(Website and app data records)
───
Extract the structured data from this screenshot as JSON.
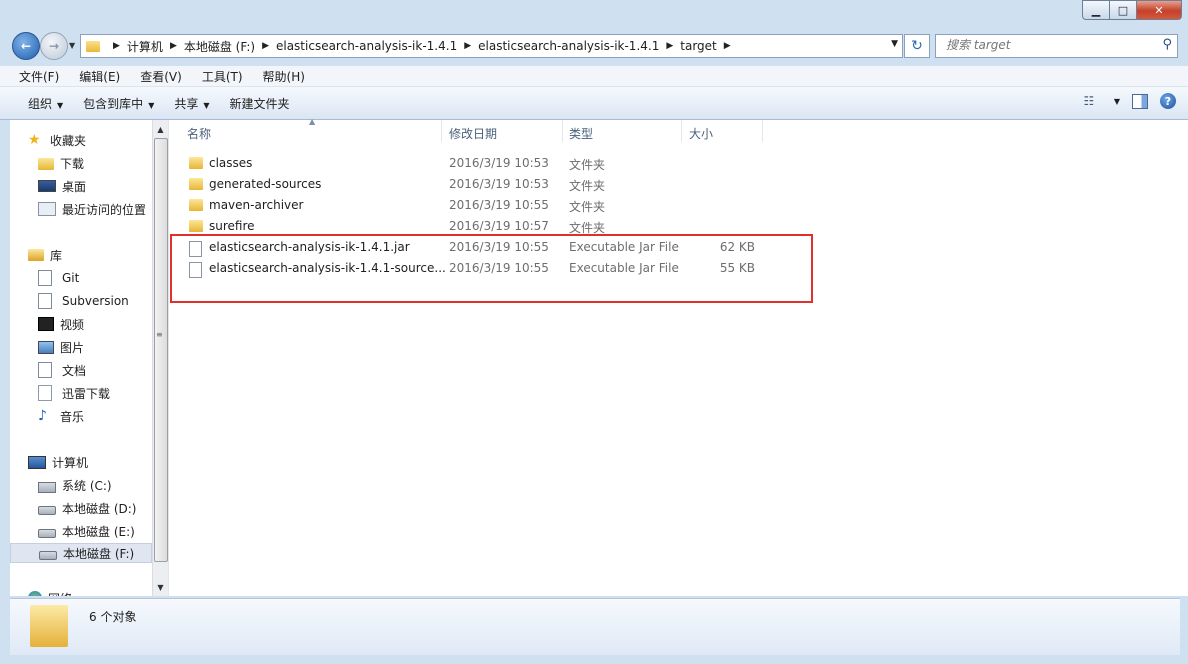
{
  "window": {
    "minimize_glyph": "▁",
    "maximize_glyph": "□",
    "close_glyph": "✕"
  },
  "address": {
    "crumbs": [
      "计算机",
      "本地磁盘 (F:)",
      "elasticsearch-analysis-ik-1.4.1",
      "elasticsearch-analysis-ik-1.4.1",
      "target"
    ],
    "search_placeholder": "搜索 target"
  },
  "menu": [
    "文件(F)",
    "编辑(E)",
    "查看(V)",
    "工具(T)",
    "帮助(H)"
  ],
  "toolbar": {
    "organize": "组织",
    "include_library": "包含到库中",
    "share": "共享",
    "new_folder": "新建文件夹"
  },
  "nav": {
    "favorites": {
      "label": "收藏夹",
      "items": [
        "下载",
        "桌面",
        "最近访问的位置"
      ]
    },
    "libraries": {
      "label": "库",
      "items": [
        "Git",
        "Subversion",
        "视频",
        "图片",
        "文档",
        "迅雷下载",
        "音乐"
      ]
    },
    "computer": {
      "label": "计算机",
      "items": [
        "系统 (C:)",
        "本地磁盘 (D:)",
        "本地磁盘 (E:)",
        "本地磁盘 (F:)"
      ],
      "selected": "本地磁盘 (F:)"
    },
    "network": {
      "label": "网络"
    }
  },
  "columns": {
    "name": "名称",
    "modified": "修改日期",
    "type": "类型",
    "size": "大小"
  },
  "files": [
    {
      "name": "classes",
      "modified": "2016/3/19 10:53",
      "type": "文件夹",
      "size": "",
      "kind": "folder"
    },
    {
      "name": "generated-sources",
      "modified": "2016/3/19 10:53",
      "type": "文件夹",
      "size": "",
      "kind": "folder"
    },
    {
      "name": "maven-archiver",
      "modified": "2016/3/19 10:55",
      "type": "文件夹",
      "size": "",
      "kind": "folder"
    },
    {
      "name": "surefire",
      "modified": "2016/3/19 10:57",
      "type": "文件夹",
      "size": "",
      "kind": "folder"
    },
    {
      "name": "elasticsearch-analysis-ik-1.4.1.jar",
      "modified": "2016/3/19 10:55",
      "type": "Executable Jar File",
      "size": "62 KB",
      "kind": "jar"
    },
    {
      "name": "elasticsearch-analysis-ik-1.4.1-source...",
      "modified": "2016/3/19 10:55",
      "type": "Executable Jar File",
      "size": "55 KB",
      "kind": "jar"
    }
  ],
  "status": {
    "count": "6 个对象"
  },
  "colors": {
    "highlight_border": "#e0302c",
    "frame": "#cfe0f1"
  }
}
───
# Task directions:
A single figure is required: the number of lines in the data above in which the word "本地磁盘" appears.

# Response box:
5